The last chapter of George Box’s book Improving Almost Anything contains the lyrics to “I Am the Very Model of a Professor Statistical,” to be sung to the tune of “I Am the Very Model of a Modern Major General” by Gilbert & Sullivan.
Here’s the original:
The original song has a few funny math-related lines.
I’m very well acquainted, too, with matters mathematical,
I understand equations, both the simple and quadratical,
About binomial theorem I’m teeming with a lot o’ news,
With many cheerful facts about the square of the hypotenuse.
I’m very good at integral and differential calculus;
I know the scientific names of beings animalculous:
In short, in matters vegetable, animal, and mineral,
I am the very model of a modern Major-General.
Here are a few lines from George Box’s version.
I relentlessly uncover any aberrant contingency
I strangle it with rigor and stifle it with stringency
I understand the different symbols be they Roman, Greek, or cuneiform
And every distribution from the Cauchy to the uniform.
With derivation rigorous each lemma I can justify
My every estimator I am careful to robustify
In short in matters logical, mathematical, idealistical
I am the very model of a professor statistical.
Gilbert & Sullivan have come up on this blog a couple other times:
George Box has come up too, but only once. (I’m surprised he hasn’t come up more; I should rectify that.) This post has a great quote from Box: “To find out what happens to a system when you interfere with it, you have to interfere with it (and not just passively observe it).”
5 thoughts on “The Very Model of a Professor Statistical”
there is a chemistry version
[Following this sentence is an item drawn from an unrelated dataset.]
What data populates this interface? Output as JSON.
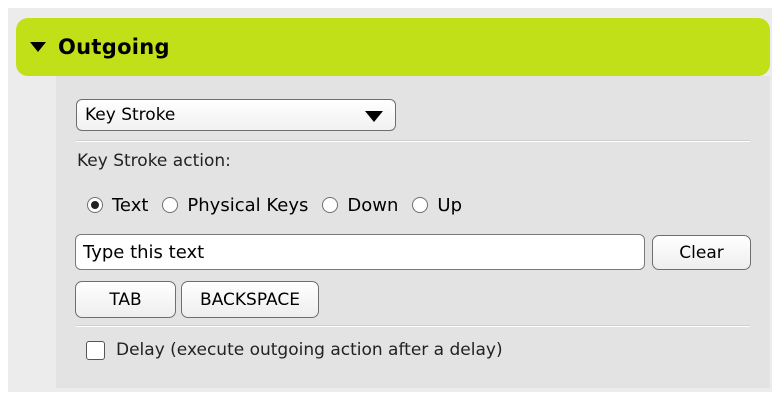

chemistry I Am the Very Model of a Modern Major General
A treasure. Thanks for sharing.
The importance of history is captured in
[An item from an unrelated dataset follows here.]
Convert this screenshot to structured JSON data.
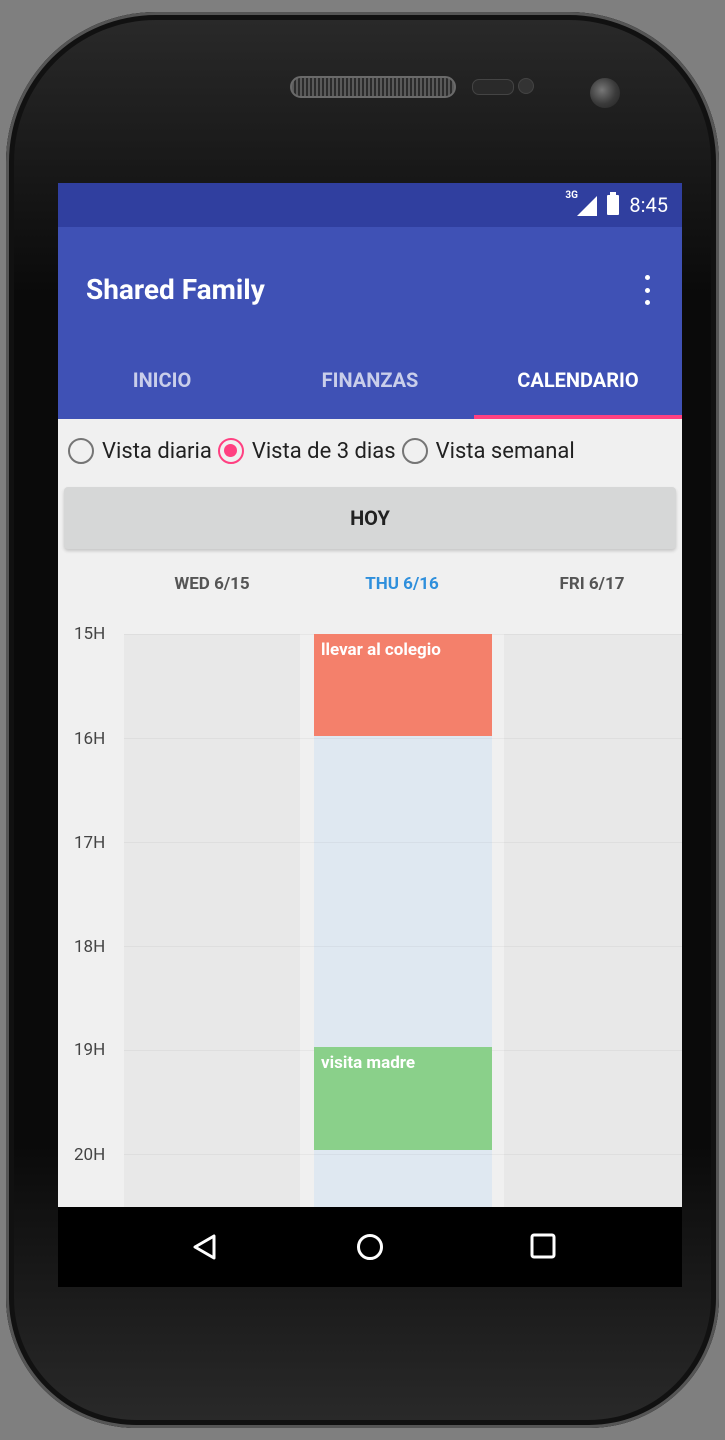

“understand the different symbols be they Roman, Greek, or cuneiform”
There is also taste in the choice of topics:
“And every distribution from the Cauchy to the uniform”
these are exactly the ones which are invariant when adding
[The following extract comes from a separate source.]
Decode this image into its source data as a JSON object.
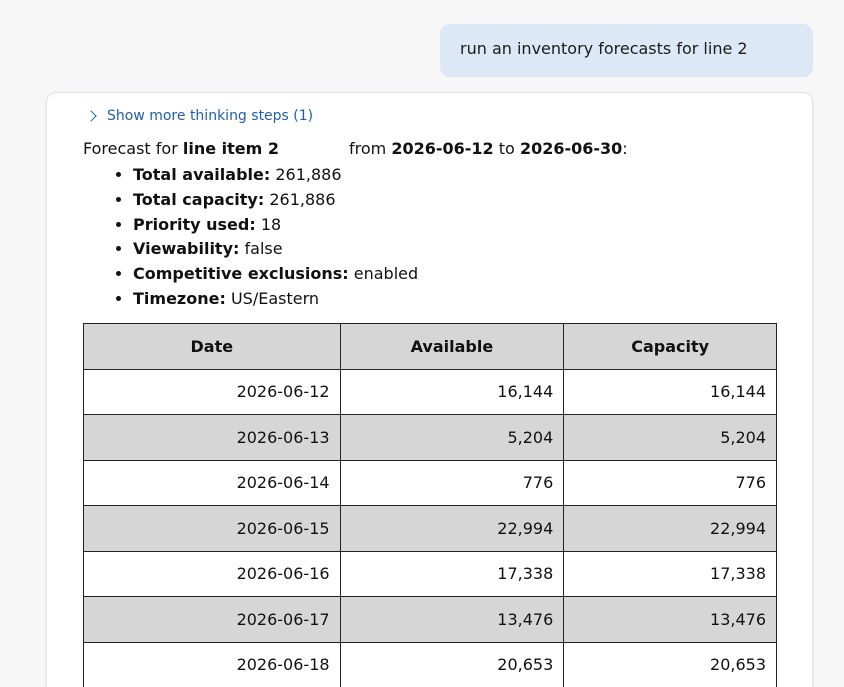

independent random variables.
There are lots of good versions of it. Biblical philologists have a fun one up on YouTube, and for that matter I did a competent enough one for our merry band of reprobate linguists.
I first encountered George Box via the Box-Muller Transform (BMT) in the mid-1990s, when I needed to simulate the signal from a radiation detector. The simulation was needed to test the reactor power (neutron) channel of a reactor control system, most critically the SCRAM triggers, to ensure proper triggering (with minimal false positives and NO false negatives) in real-time using an underpowered microprocessor. The combination of the uniform POSIX random() source with the BMT seemed to provide all the “knobs I needed to twist” to meet my simulation needs.
The first BMT implementation I encountered seemed deceptively simple. Before relying on it for a critical application, I dove down the derivation and proof rabbit hole. Which fortunately yielded insights that in turn yielded an optimized version that, after exhaustive testing, worked very well for my application domain and target platform.
The same code was then used as part of the verification testing for all neutron channel instrument code releases, as it also provided the ability to precisely mimic reactor power transients that had previously caused instrumentation errors and unneeded SCRAMs. Which was the original problem I was brought in to investigate and (hopefully) resolve.